Brooks took it all in, mesmerized by the sights, the sounds, and the intensity of the atmosphere.
The ceremonial first pitch was a special thrill for the true Rangers fan as Fergie Jenkins threw to former battery-mate Jim “Sunny” Sundberg.Â Thank goodness they weren’t wearing those powder-blue uniforms of their era.Â (Though as a UNC Tarheel, I’m sure Christin wouldn’t have minded.Â In fact, she might have even thought they were beautiful.)
It’s always a thrill to see the presentation of the colors, but watching the Marines gives me goosebumps.
And then it was game time!Â Cliff Lee threw out the “real” first pitch…a strike, right down the heart of the plate.
Unfortunately, the game did not turn in the Rangers favor.Â With the Giants holding a secure lead through most of the game, we turned our attention to some of the more interesting things around us…like unusually colored fans:
Alas, it was not to be.Â The Rangers were felled by the mighty Giants, who celebrated with their fans following a well-deserved, well-played world series.Â I couldn’t let those nice gentlemen behind us return to San Francisco without a special souvenir of their experience here, so I gave them a rally towel and made them promise to hang it with pride on their wall, framed.Â I’m pretty sure they did just that.
And in return, I got a San Francisco Giants scarf, which I wore – not necessarily with pride – back to the car.Â It’s now found a permanent home tucked away in the back of some closet somewhere in my house, sharing space with the dust bunnies.

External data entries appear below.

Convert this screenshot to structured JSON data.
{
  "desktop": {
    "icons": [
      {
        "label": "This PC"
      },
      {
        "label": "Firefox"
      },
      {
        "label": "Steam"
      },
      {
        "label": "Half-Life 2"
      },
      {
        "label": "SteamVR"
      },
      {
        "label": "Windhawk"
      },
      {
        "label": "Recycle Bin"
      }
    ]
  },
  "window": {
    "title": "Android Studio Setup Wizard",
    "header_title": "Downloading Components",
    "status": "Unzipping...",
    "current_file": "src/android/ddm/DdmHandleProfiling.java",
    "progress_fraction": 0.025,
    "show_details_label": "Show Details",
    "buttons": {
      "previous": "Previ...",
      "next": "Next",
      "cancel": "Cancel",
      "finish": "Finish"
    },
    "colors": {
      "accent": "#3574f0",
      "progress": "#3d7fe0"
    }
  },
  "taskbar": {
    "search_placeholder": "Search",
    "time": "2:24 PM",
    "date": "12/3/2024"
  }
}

(on a side note…people can say what they want about Rangers fans, how we need to be “spurred on” or “choreographed” to cheer or make noise.Â But at the end of the game, when the Giants had won and clinched the series, I was never more proud to be a Rangers fan.Â Because all around us, the Rangers faithful stood in honor of the Giants’ win and applauded their accomplishment.Â The Giants fans that sat behind us cheered wildly…and received congratulations, handshakes, pats on the back and high-fives from several wearing Ranger red around them.Â You don’t find that kind of sportsmanship in professional sports very often.Â Well-played, Rangers fans.Â I’m proud to be part of Rangers Nation.)